Collection entries:
▬▬▬
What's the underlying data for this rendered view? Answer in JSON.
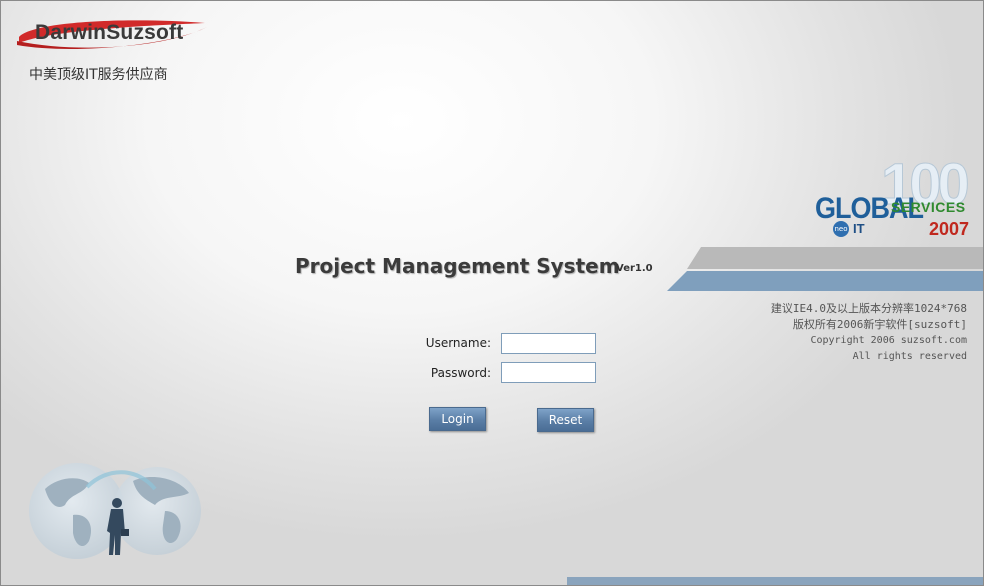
{
  "brand": {
    "logo_text": "DarwinSuzsoft",
    "tagline": "中美顶级IT服务供应商"
  },
  "badge": {
    "global": "GLOBAL",
    "number": "100",
    "services": "SERVICES",
    "year": "2007",
    "neo": "neo",
    "it": "IT"
  },
  "header": {
    "title": "Project Management System",
    "version": "Ver1.0"
  },
  "info": {
    "browser_note": "建议IE4.0及以上版本分辨率1024*768",
    "rights_cn": "版权所有2006新宇软件[suzsoft]",
    "copyright": "Copyright 2006 suzsoft.com",
    "rights_en": "All rights reserved"
  },
  "form": {
    "username_label": "Username:",
    "username_value": "",
    "password_label": "Password:",
    "password_value": "",
    "login_label": "Login",
    "reset_label": "Reset"
  },
  "colors": {
    "stripe_blue": "#7f9fbd",
    "stripe_grey": "#b9b9b9",
    "button_blue": "#5a7ea6",
    "logo_red": "#d12a2a"
  }
}
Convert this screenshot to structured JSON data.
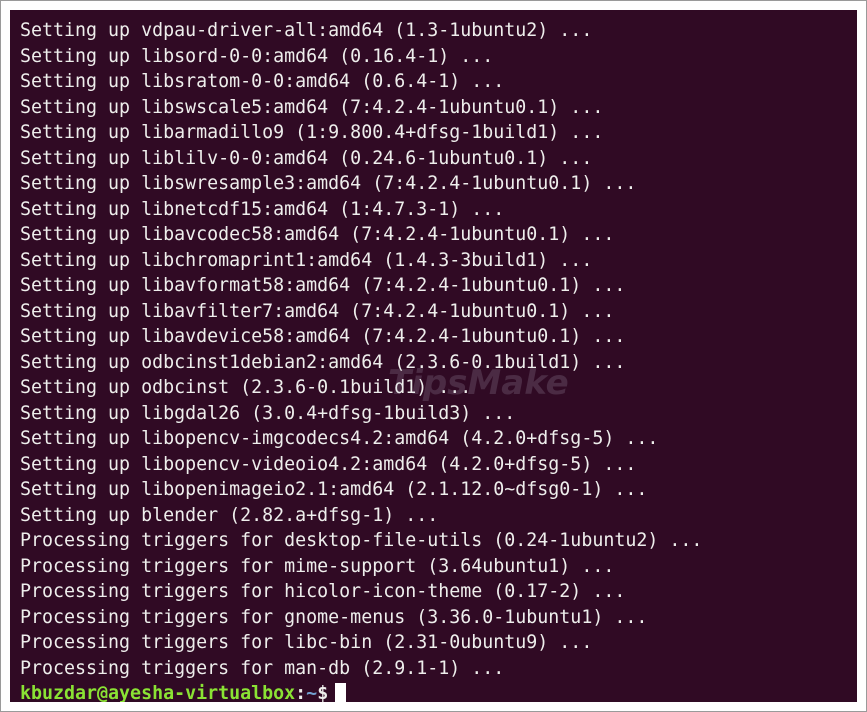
{
  "terminal": {
    "lines": [
      "Setting up vdpau-driver-all:amd64 (1.3-1ubuntu2) ...",
      "Setting up libsord-0-0:amd64 (0.16.4-1) ...",
      "Setting up libsratom-0-0:amd64 (0.6.4-1) ...",
      "Setting up libswscale5:amd64 (7:4.2.4-1ubuntu0.1) ...",
      "Setting up libarmadillo9 (1:9.800.4+dfsg-1build1) ...",
      "Setting up liblilv-0-0:amd64 (0.24.6-1ubuntu0.1) ...",
      "Setting up libswresample3:amd64 (7:4.2.4-1ubuntu0.1) ...",
      "Setting up libnetcdf15:amd64 (1:4.7.3-1) ...",
      "Setting up libavcodec58:amd64 (7:4.2.4-1ubuntu0.1) ...",
      "Setting up libchromaprint1:amd64 (1.4.3-3build1) ...",
      "Setting up libavformat58:amd64 (7:4.2.4-1ubuntu0.1) ...",
      "Setting up libavfilter7:amd64 (7:4.2.4-1ubuntu0.1) ...",
      "Setting up libavdevice58:amd64 (7:4.2.4-1ubuntu0.1) ...",
      "Setting up odbcinst1debian2:amd64 (2.3.6-0.1build1) ...",
      "Setting up odbcinst (2.3.6-0.1build1) ...",
      "Setting up libgdal26 (3.0.4+dfsg-1build3) ...",
      "Setting up libopencv-imgcodecs4.2:amd64 (4.2.0+dfsg-5) ...",
      "Setting up libopencv-videoio4.2:amd64 (4.2.0+dfsg-5) ...",
      "Setting up libopenimageio2.1:amd64 (2.1.12.0~dfsg0-1) ...",
      "Setting up blender (2.82.a+dfsg-1) ...",
      "Processing triggers for desktop-file-utils (0.24-1ubuntu2) ...",
      "Processing triggers for mime-support (3.64ubuntu1) ...",
      "Processing triggers for hicolor-icon-theme (0.17-2) ...",
      "Processing triggers for gnome-menus (3.36.0-1ubuntu1) ...",
      "Processing triggers for libc-bin (2.31-0ubuntu9) ...",
      "Processing triggers for man-db (2.9.1-1) ..."
    ],
    "prompt": {
      "user_host": "kbuzdar@ayesha-virtualbox",
      "separator": ":",
      "cwd": "~",
      "symbol": "$"
    },
    "watermark": "TipsMake",
    "colors": {
      "background": "#300a24",
      "text": "#eeeeec",
      "prompt_user": "#8ae234",
      "prompt_path": "#729fcf"
    }
  }
}
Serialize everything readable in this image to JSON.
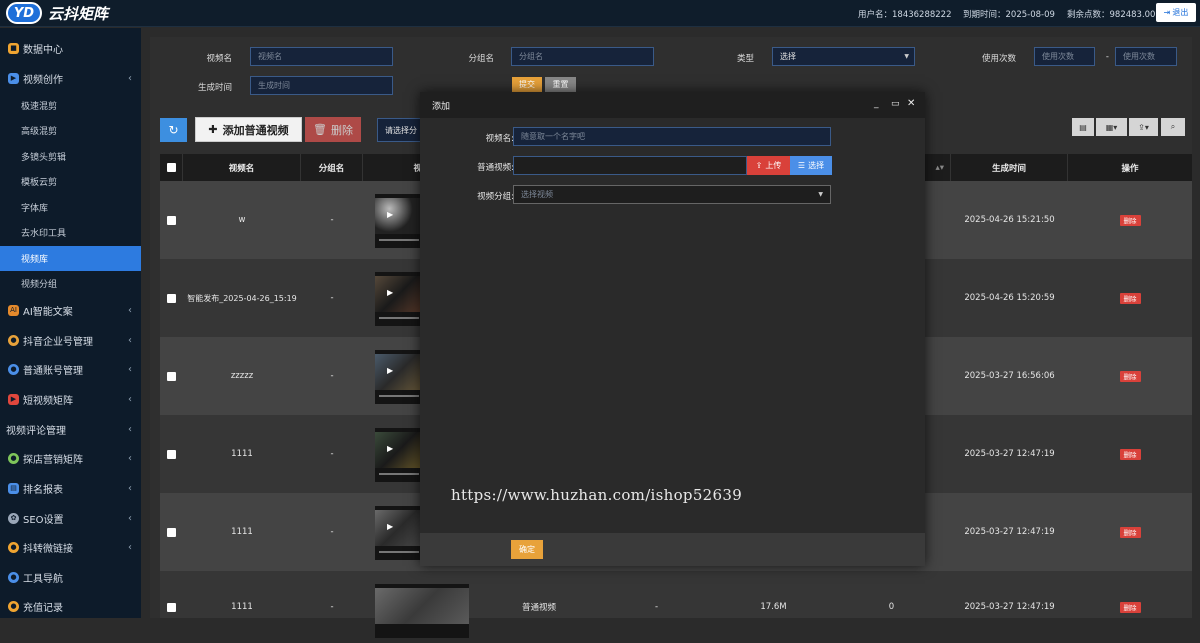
{
  "topbar": {
    "logo_mark": "YD",
    "logo_text": "云抖矩阵",
    "username": "用户名：18436288222",
    "expire": "到期时间：2025-08-09",
    "points": "剩余点数：982483.00",
    "logout": "退出"
  },
  "sidebar": {
    "items": [
      {
        "label": "数据中心",
        "icon": "data-center-icon",
        "color": "#f0a531"
      },
      {
        "label": "视频创作",
        "icon": "video-create-icon",
        "color": "#4b8fe8"
      },
      {
        "label": "AI智能文案",
        "icon": "ai-icon",
        "color": "#e58a2c"
      },
      {
        "label": "抖音企业号管理",
        "icon": "enterprise-icon",
        "color": "#e8a23a"
      },
      {
        "label": "普通账号管理",
        "icon": "account-icon",
        "color": "#4b8fe8"
      },
      {
        "label": "短视频矩阵",
        "icon": "short-video-icon",
        "color": "#e0473d"
      },
      {
        "label": "视频评论管理",
        "icon": "",
        "color": ""
      },
      {
        "label": "探店营销矩阵",
        "icon": "shop-icon",
        "color": "#7fc55a"
      },
      {
        "label": "排名报表",
        "icon": "rank-icon",
        "color": "#4b8fe8"
      },
      {
        "label": "SEO设置",
        "icon": "seo-icon",
        "color": "#9aa7b8"
      },
      {
        "label": "抖转微链接",
        "icon": "link-icon",
        "color": "#f0a531"
      },
      {
        "label": "工具导航",
        "icon": "tool-icon",
        "color": "#4b8fe8"
      },
      {
        "label": "充值记录",
        "icon": "recharge-icon",
        "color": "#f0a531"
      }
    ],
    "sub_items": [
      "极速混剪",
      "高级混剪",
      "多镜头剪辑",
      "模板云剪",
      "字体库",
      "去水印工具",
      "视频库",
      "视频分组"
    ]
  },
  "filters": {
    "video_name_label": "视频名",
    "video_name_placeholder": "视频名",
    "group_label": "分组名",
    "group_placeholder": "分组名",
    "type_label": "类型",
    "type_value": "选择",
    "usage_label": "使用次数",
    "usage_from_placeholder": "使用次数",
    "usage_sep": "-",
    "usage_to_placeholder": "使用次数",
    "created_label": "生成时间",
    "created_placeholder": "生成时间",
    "submit": "提交",
    "reset": "重置"
  },
  "toolbar": {
    "add_label": "添加普通视频",
    "delete_label": "删除",
    "select_label": "请选择分"
  },
  "table": {
    "headers": [
      "视频名",
      "分组名",
      "视",
      "生成时间",
      "操作"
    ],
    "delete_label": "删除",
    "rows": [
      {
        "name": "w",
        "group": "-",
        "created": "2025-04-26 15:21:50"
      },
      {
        "name": "智能发布_2025-04-26_15:19",
        "group": "-",
        "created": "2025-04-26 15:20:59"
      },
      {
        "name": "zzzzz",
        "group": "-",
        "created": "2025-03-27 16:56:06"
      },
      {
        "name": "1111",
        "group": "-",
        "created": "2025-03-27 12:47:19"
      },
      {
        "name": "1111",
        "group": "-",
        "created": "2025-03-27 12:47:19"
      },
      {
        "name": "1111",
        "group": "-",
        "created": "2025-03-27 12:47:19",
        "type": "普通视频",
        "extra": "-",
        "size": "17.6M",
        "count": "0"
      }
    ]
  },
  "modal": {
    "title": "添加",
    "name_label": "视频名:",
    "name_placeholder": "随意取一个名字吧",
    "video_label": "普通视频:",
    "upload": "上传",
    "choose": "选择",
    "group_label": "视频分组:",
    "group_placeholder": "选择视频",
    "confirm": "确定"
  },
  "watermark": "https://www.huzhan.com/ishop52639"
}
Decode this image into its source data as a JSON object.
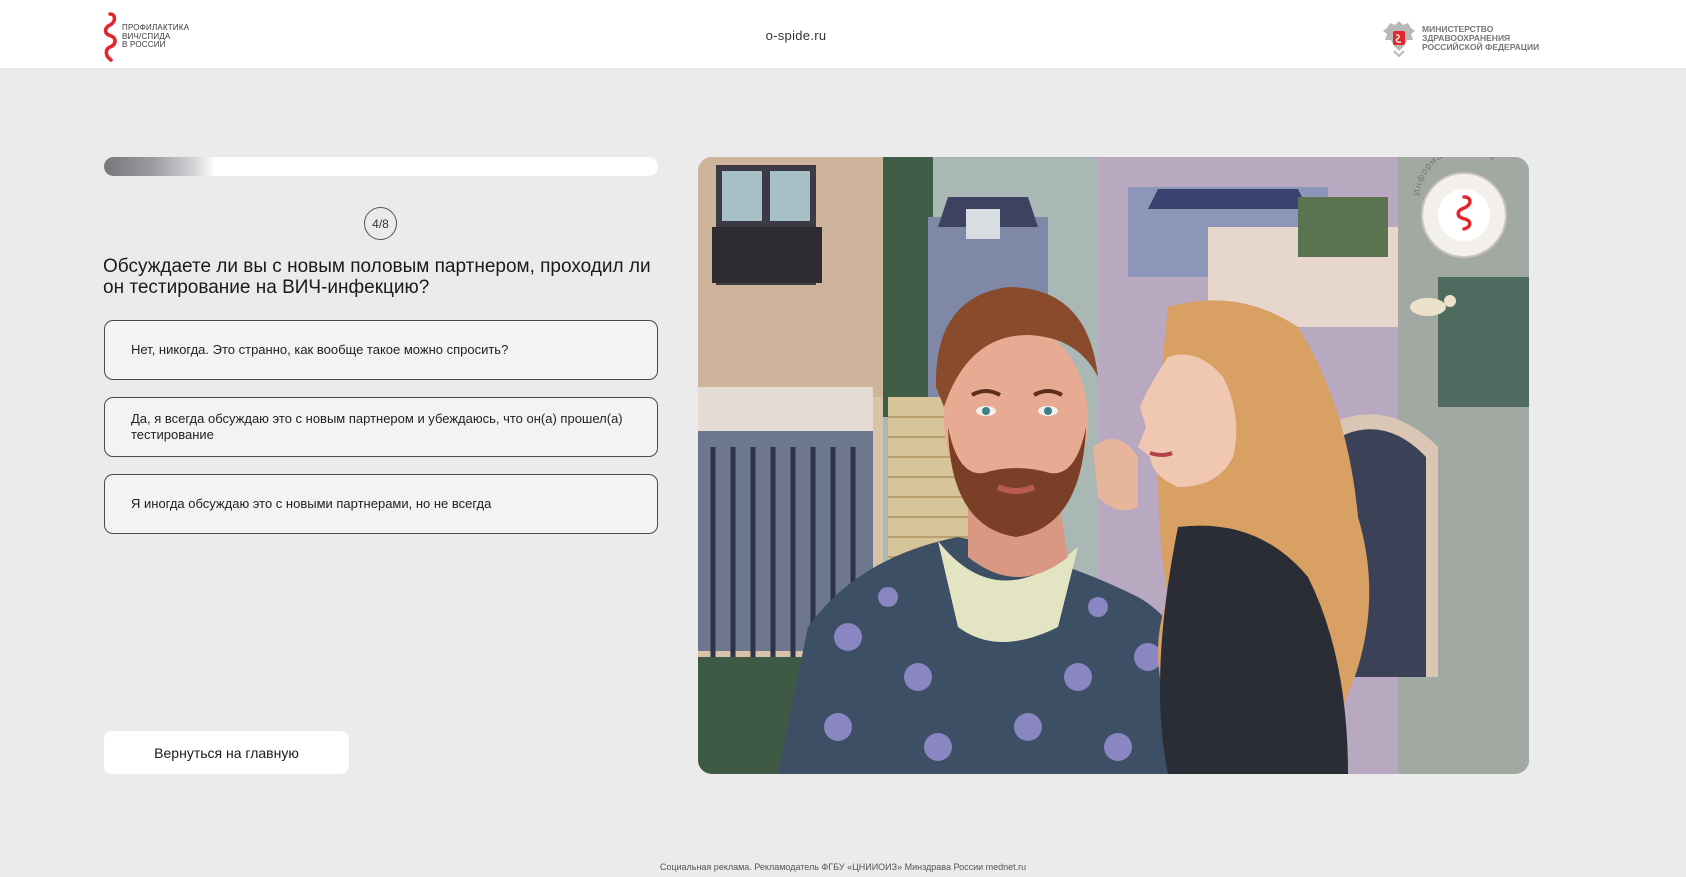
{
  "header": {
    "logo_text": [
      "ПРОФИЛАКТИКА",
      "ВИЧ/СПИДа",
      "В РОССИИ"
    ],
    "site_link": "o-spide.ru",
    "ministry_text": [
      "МИНИСТЕРСТВО",
      "ЗДРАВООХРАНЕНИЯ",
      "РОССИЙСКОЙ ФЕДЕРАЦИИ"
    ]
  },
  "quiz": {
    "progress": 0.2,
    "step": "4/8",
    "question": "Обсуждаете ли вы с новым половым партнером, проходил ли он тестирование на ВИЧ-инфекцию?",
    "options": [
      "Нет, никогда. Это странно, как вообще такое можно спросить?",
      "Да, я всегда обсуждаю это с новым партнером и убеждаюсь, что он(а) прошел(а) тестирование",
      "Я иногда обсуждаю это с новыми партнерами, но не всегда"
    ],
    "back_label": "Вернуться на главную"
  },
  "illustration": {
    "badge_text": "Информация о ВИЧ"
  },
  "footer": {
    "text": "Социальная реклама. Рекламодатель ФГБУ «ЦНИИОИЗ» Минздрава России mednet.ru"
  },
  "colors": {
    "accent": "#e3262c",
    "background": "#ebebeb"
  }
}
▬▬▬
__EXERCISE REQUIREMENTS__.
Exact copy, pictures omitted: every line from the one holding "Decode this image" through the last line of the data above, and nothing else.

__YOUR SOLUTION__.
Decode this image into its source data as a JSON object.
{
  "header": {
    "logo_text": [
      "ПРОФИЛАКТИКА",
      "ВИЧ/СПИДа",
      "В РОССИИ"
    ],
    "site_link": "o-spide.ru",
    "ministry_text": [
      "МИНИСТЕРСТВО",
      "ЗДРАВООХРАНЕНИЯ",
      "РОССИЙСКОЙ ФЕДЕРАЦИИ"
    ]
  },
  "quiz": {
    "progress": 0.2,
    "step": "4/8",
    "question": "Обсуждаете ли вы с новым половым партнером, проходил ли он тестирование на ВИЧ-инфекцию?",
    "options": [
      "Нет, никогда. Это странно, как вообще такое можно спросить?",
      "Да, я всегда обсуждаю это с новым партнером и убеждаюсь, что он(а) прошел(а) тестирование",
      "Я иногда обсуждаю это с новыми партнерами, но не всегда"
    ],
    "back_label": "Вернуться на главную"
  },
  "illustration": {
    "badge_text": "Информация о ВИЧ"
  },
  "footer": {
    "text": "Социальная реклама. Рекламодатель ФГБУ «ЦНИИОИЗ» Минздрава России mednet.ru"
  },
  "colors": {
    "accent": "#e3262c",
    "background": "#ebebeb"
  }
}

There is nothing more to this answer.